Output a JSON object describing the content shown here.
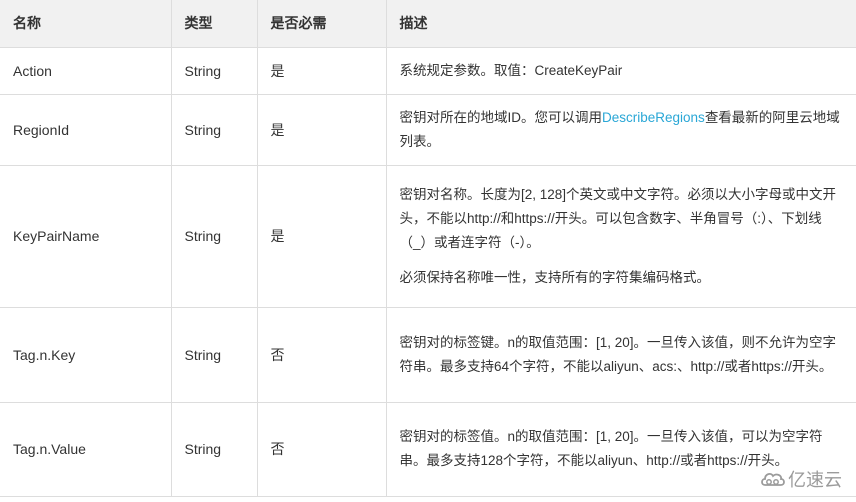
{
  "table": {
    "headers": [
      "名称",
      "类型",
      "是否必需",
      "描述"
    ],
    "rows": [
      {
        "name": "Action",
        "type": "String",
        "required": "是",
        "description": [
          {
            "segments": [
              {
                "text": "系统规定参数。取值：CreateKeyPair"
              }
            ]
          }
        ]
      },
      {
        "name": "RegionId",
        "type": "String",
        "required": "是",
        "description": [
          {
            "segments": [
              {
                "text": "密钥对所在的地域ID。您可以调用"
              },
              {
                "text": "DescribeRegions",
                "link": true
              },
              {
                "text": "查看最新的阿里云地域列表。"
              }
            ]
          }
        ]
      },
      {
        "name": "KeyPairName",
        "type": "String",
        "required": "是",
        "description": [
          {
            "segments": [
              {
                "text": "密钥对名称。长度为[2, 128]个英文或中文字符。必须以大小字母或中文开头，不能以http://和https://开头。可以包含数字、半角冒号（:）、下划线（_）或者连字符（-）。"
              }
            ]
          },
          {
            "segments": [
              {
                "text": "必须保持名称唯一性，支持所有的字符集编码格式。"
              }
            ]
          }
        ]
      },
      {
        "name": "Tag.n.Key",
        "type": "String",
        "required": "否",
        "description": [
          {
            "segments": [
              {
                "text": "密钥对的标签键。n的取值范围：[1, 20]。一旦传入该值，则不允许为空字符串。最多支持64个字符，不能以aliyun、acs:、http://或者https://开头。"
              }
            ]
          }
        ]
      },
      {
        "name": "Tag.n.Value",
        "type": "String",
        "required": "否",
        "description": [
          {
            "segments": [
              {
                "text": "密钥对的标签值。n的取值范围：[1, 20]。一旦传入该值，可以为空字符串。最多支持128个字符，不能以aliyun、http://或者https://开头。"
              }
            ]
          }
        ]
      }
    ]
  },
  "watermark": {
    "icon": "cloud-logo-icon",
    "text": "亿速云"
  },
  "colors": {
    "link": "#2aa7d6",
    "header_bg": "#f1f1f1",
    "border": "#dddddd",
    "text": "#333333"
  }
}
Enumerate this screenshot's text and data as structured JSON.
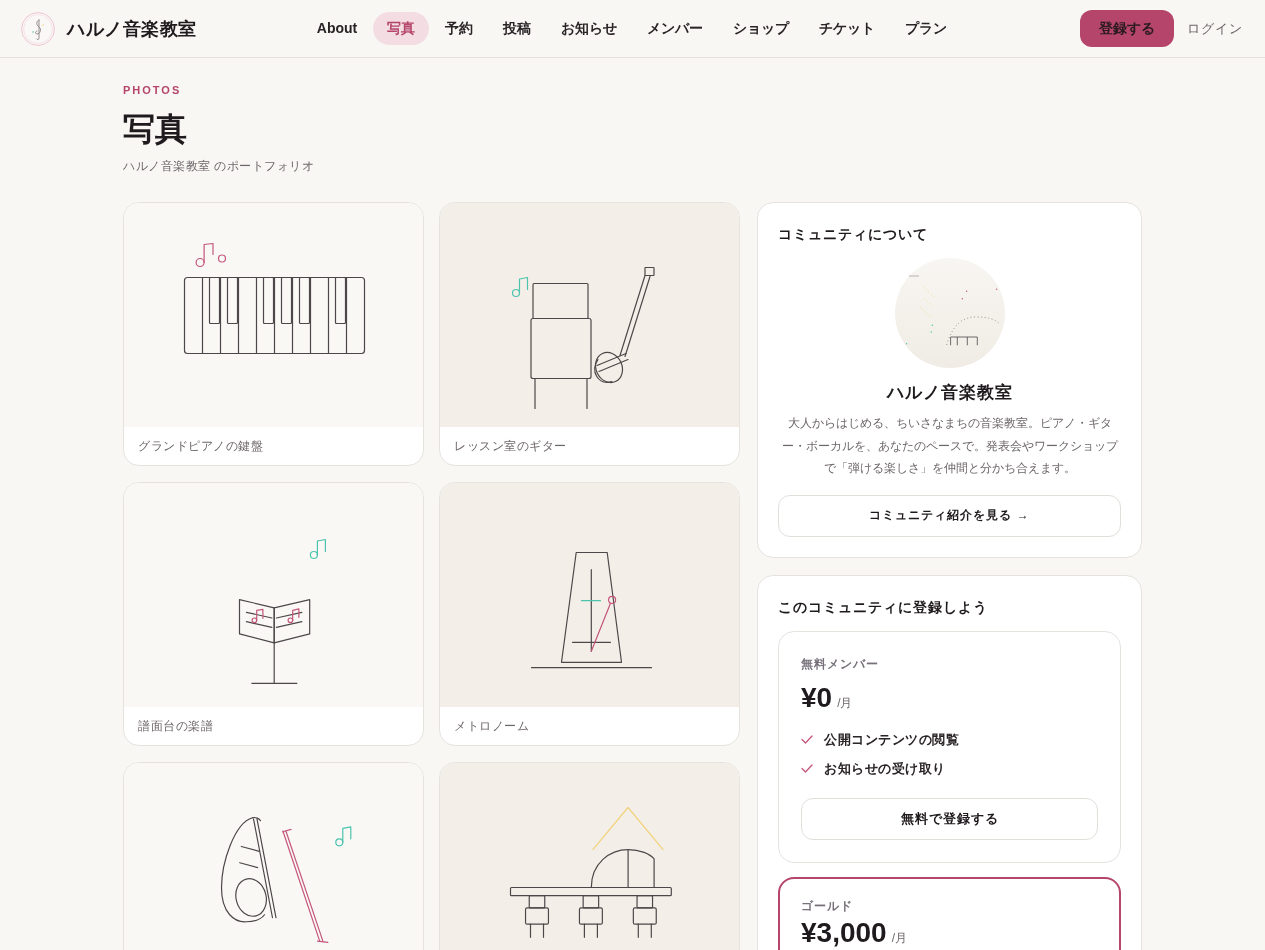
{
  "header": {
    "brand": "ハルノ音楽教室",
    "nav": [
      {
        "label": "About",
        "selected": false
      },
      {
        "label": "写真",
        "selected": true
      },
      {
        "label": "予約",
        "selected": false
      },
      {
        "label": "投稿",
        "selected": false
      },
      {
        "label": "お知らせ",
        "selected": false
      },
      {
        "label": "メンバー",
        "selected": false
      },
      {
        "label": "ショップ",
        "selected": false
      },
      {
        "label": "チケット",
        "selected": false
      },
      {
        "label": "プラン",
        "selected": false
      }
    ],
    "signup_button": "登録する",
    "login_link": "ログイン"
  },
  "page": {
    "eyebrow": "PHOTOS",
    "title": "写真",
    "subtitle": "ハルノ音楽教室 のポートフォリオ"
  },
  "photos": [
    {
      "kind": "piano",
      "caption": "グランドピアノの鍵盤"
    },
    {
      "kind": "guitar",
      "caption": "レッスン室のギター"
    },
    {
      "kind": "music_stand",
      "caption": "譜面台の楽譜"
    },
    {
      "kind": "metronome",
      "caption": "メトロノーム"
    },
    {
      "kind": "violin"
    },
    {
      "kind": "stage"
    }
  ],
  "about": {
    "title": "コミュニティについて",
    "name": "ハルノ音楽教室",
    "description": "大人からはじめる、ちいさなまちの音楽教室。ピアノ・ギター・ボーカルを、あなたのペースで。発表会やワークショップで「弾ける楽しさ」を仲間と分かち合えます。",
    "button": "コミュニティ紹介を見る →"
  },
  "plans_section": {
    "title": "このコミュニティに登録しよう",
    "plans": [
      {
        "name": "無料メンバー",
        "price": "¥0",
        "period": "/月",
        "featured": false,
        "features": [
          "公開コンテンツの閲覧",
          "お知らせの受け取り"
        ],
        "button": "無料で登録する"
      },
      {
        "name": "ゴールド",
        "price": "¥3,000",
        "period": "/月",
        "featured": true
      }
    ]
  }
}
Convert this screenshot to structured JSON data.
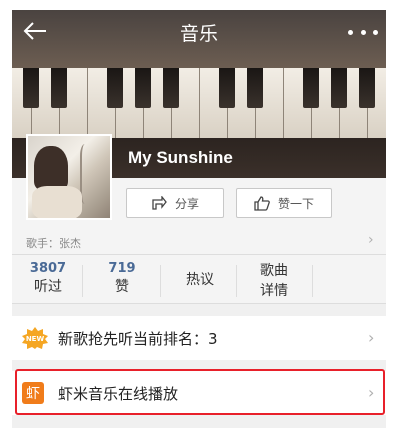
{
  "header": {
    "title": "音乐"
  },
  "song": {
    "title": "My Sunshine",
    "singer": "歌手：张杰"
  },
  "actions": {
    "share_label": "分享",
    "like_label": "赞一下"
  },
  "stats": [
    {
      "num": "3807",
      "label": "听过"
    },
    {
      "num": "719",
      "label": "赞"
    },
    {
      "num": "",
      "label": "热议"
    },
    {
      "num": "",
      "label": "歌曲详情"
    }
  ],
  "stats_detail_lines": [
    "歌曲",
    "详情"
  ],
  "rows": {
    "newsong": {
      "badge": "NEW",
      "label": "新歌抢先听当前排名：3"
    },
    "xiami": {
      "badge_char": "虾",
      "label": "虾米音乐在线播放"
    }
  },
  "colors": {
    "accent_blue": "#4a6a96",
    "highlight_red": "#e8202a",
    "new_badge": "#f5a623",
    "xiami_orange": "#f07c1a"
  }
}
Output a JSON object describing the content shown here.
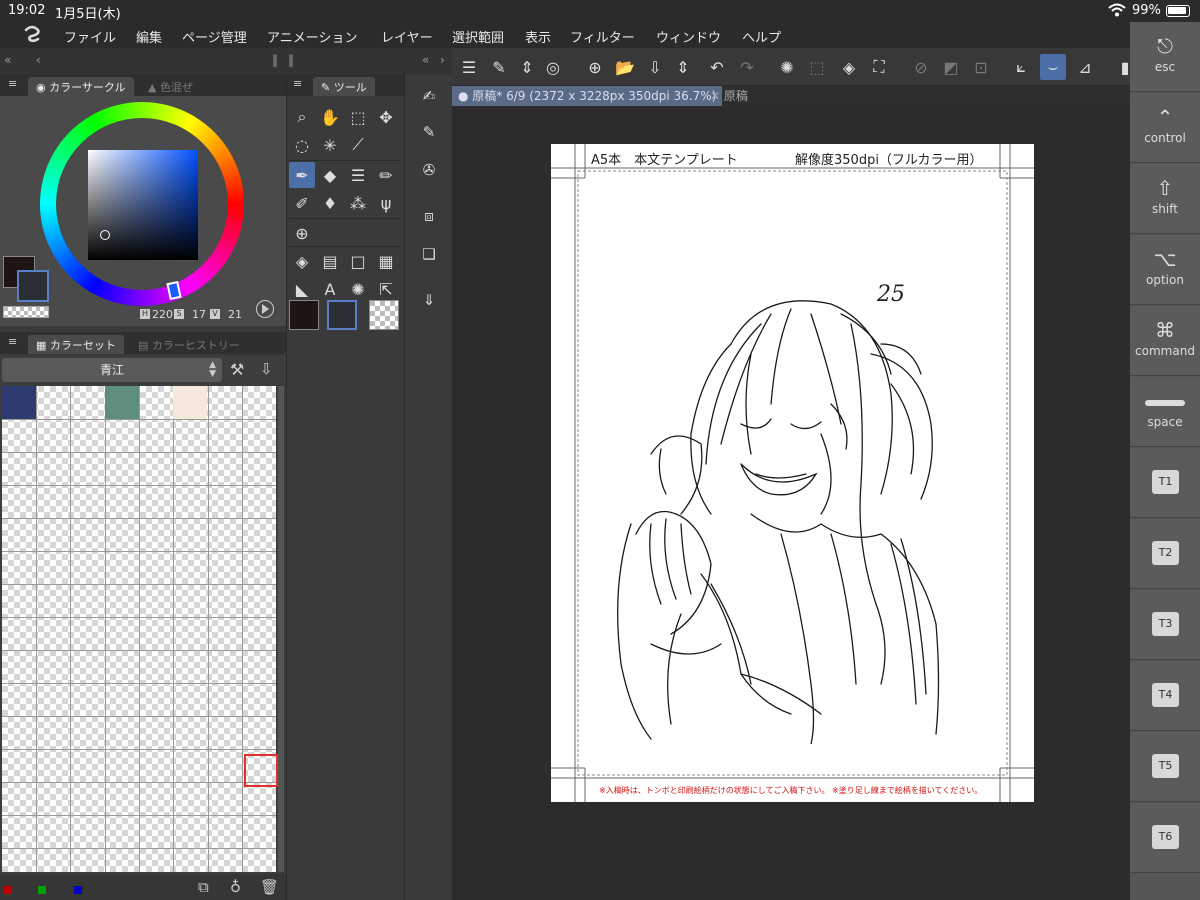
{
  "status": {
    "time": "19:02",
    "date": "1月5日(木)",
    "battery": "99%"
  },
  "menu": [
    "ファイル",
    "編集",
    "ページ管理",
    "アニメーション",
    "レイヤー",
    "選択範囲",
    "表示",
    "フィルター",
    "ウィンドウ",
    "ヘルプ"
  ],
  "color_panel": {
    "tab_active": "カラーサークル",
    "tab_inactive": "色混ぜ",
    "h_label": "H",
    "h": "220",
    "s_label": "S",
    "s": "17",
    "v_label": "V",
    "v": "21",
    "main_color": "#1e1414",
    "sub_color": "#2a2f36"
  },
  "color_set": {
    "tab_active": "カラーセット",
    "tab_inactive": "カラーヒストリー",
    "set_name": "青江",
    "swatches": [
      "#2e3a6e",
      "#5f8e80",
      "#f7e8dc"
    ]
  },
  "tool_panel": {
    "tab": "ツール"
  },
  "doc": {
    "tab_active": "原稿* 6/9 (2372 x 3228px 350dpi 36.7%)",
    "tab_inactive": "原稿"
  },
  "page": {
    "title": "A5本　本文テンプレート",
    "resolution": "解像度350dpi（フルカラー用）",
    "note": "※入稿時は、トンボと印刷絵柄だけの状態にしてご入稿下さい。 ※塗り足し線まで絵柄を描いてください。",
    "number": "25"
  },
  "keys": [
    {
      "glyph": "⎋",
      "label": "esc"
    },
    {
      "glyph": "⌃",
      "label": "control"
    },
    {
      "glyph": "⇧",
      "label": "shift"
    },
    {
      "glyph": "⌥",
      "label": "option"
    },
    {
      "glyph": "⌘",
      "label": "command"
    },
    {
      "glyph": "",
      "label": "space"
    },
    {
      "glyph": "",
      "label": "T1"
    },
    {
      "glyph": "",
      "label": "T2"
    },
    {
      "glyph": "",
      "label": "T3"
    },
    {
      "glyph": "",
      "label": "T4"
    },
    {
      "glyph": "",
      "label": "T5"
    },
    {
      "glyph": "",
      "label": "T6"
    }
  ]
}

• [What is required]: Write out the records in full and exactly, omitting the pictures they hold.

• [Exercise answer]:
Output a JSON object describing the content shown here.
{
  "table": {
    "headers": [
      "名称",
      "类型",
      "是否必需",
      "描述"
    ],
    "rows": [
      {
        "name": "Action",
        "type": "String",
        "required": "是",
        "description": [
          {
            "segments": [
              {
                "text": "系统规定参数。取值：CreateKeyPair"
              }
            ]
          }
        ]
      },
      {
        "name": "RegionId",
        "type": "String",
        "required": "是",
        "description": [
          {
            "segments": [
              {
                "text": "密钥对所在的地域ID。您可以调用"
              },
              {
                "text": "DescribeRegions",
                "link": true
              },
              {
                "text": "查看最新的阿里云地域列表。"
              }
            ]
          }
        ]
      },
      {
        "name": "KeyPairName",
        "type": "String",
        "required": "是",
        "description": [
          {
            "segments": [
              {
                "text": "密钥对名称。长度为[2, 128]个英文或中文字符。必须以大小字母或中文开头，不能以http://和https://开头。可以包含数字、半角冒号（:）、下划线（_）或者连字符（-）。"
              }
            ]
          },
          {
            "segments": [
              {
                "text": "必须保持名称唯一性，支持所有的字符集编码格式。"
              }
            ]
          }
        ]
      },
      {
        "name": "Tag.n.Key",
        "type": "String",
        "required": "否",
        "description": [
          {
            "segments": [
              {
                "text": "密钥对的标签键。n的取值范围：[1, 20]。一旦传入该值，则不允许为空字符串。最多支持64个字符，不能以aliyun、acs:、http://或者https://开头。"
              }
            ]
          }
        ]
      },
      {
        "name": "Tag.n.Value",
        "type": "String",
        "required": "否",
        "description": [
          {
            "segments": [
              {
                "text": "密钥对的标签值。n的取值范围：[1, 20]。一旦传入该值，可以为空字符串。最多支持128个字符，不能以aliyun、http://或者https://开头。"
              }
            ]
          }
        ]
      }
    ]
  },
  "watermark": {
    "icon": "cloud-logo-icon",
    "text": "亿速云"
  },
  "colors": {
    "link": "#2aa7d6",
    "header_bg": "#f1f1f1",
    "border": "#dddddd",
    "text": "#333333"
  }
}
Enumerate this screenshot's text and data as structured JSON.
{
  "header": {
    "brand": "ハルノ音楽教室",
    "nav": [
      {
        "label": "About",
        "selected": false
      },
      {
        "label": "写真",
        "selected": true
      },
      {
        "label": "予約",
        "selected": false
      },
      {
        "label": "投稿",
        "selected": false
      },
      {
        "label": "お知らせ",
        "selected": false
      },
      {
        "label": "メンバー",
        "selected": false
      },
      {
        "label": "ショップ",
        "selected": false
      },
      {
        "label": "チケット",
        "selected": false
      },
      {
        "label": "プラン",
        "selected": false
      }
    ],
    "signup_button": "登録する",
    "login_link": "ログイン"
  },
  "page": {
    "eyebrow": "PHOTOS",
    "title": "写真",
    "subtitle": "ハルノ音楽教室 のポートフォリオ"
  },
  "photos": [
    {
      "kind": "piano",
      "caption": "グランドピアノの鍵盤"
    },
    {
      "kind": "guitar",
      "caption": "レッスン室のギター"
    },
    {
      "kind": "music_stand",
      "caption": "譜面台の楽譜"
    },
    {
      "kind": "metronome",
      "caption": "メトロノーム"
    },
    {
      "kind": "violin"
    },
    {
      "kind": "stage"
    }
  ],
  "about": {
    "title": "コミュニティについて",
    "name": "ハルノ音楽教室",
    "description": "大人からはじめる、ちいさなまちの音楽教室。ピアノ・ギター・ボーカルを、あなたのペースで。発表会やワークショップで「弾ける楽しさ」を仲間と分かち合えます。",
    "button": "コミュニティ紹介を見る →"
  },
  "plans_section": {
    "title": "このコミュニティに登録しよう",
    "plans": [
      {
        "name": "無料メンバー",
        "price": "¥0",
        "period": "/月",
        "featured": false,
        "features": [
          "公開コンテンツの閲覧",
          "お知らせの受け取り"
        ],
        "button": "無料で登録する"
      },
      {
        "name": "ゴールド",
        "price": "¥3,000",
        "period": "/月",
        "featured": true
      }
    ]
  }
}
Convert this screenshot to structured JSON data.
{
  "header": {
    "title": "音乐"
  },
  "song": {
    "title": "My Sunshine",
    "singer": "歌手：张杰"
  },
  "actions": {
    "share_label": "分享",
    "like_label": "赞一下"
  },
  "stats": [
    {
      "num": "3807",
      "label": "听过"
    },
    {
      "num": "719",
      "label": "赞"
    },
    {
      "num": "",
      "label": "热议"
    },
    {
      "num": "",
      "label": "歌曲详情"
    }
  ],
  "stats_detail_lines": [
    "歌曲",
    "详情"
  ],
  "rows": {
    "newsong": {
      "badge": "NEW",
      "label": "新歌抢先听当前排名：3"
    },
    "xiami": {
      "badge_char": "虾",
      "label": "虾米音乐在线播放"
    }
  },
  "colors": {
    "accent_blue": "#4a6a96",
    "highlight_red": "#e8202a",
    "new_badge": "#f5a623",
    "xiami_orange": "#f07c1a"
  }
}
Output a JSON object describing the content shown here.
{
  "status": {
    "time": "19:02",
    "date": "1月5日(木)",
    "battery": "99%"
  },
  "menu": [
    "ファイル",
    "編集",
    "ページ管理",
    "アニメーション",
    "レイヤー",
    "選択範囲",
    "表示",
    "フィルター",
    "ウィンドウ",
    "ヘルプ"
  ],
  "color_panel": {
    "tab_active": "カラーサークル",
    "tab_inactive": "色混ぜ",
    "h_label": "H",
    "h": "220",
    "s_label": "S",
    "s": "17",
    "v_label": "V",
    "v": "21",
    "main_color": "#1e1414",
    "sub_color": "#2a2f36"
  },
  "color_set": {
    "tab_active": "カラーセット",
    "tab_inactive": "カラーヒストリー",
    "set_name": "青江",
    "swatches": [
      "#2e3a6e",
      "#5f8e80",
      "#f7e8dc"
    ]
  },
  "tool_panel": {
    "tab": "ツール"
  },
  "doc": {
    "tab_active": "原稿* 6/9 (2372 x 3228px 350dpi 36.7%)",
    "tab_inactive": "原稿"
  },
  "page": {
    "title": "A5本　本文テンプレート",
    "resolution": "解像度350dpi（フルカラー用）",
    "note": "※入稿時は、トンボと印刷絵柄だけの状態にしてご入稿下さい。 ※塗り足し線まで絵柄を描いてください。",
    "number": "25"
  },
  "keys": [
    {
      "glyph": "⎋",
      "label": "esc"
    },
    {
      "glyph": "⌃",
      "label": "control"
    },
    {
      "glyph": "⇧",
      "label": "shift"
    },
    {
      "glyph": "⌥",
      "label": "option"
    },
    {
      "glyph": "⌘",
      "label": "command"
    },
    {
      "glyph": "",
      "label": "space"
    },
    {
      "glyph": "",
      "label": "T1"
    },
    {
      "glyph": "",
      "label": "T2"
    },
    {
      "glyph": "",
      "label": "T3"
    },
    {
      "glyph": "",
      "label": "T4"
    },
    {
      "glyph": "",
      "label": "T5"
    },
    {
      "glyph": "",
      "label": "T6"
    }
  ]
}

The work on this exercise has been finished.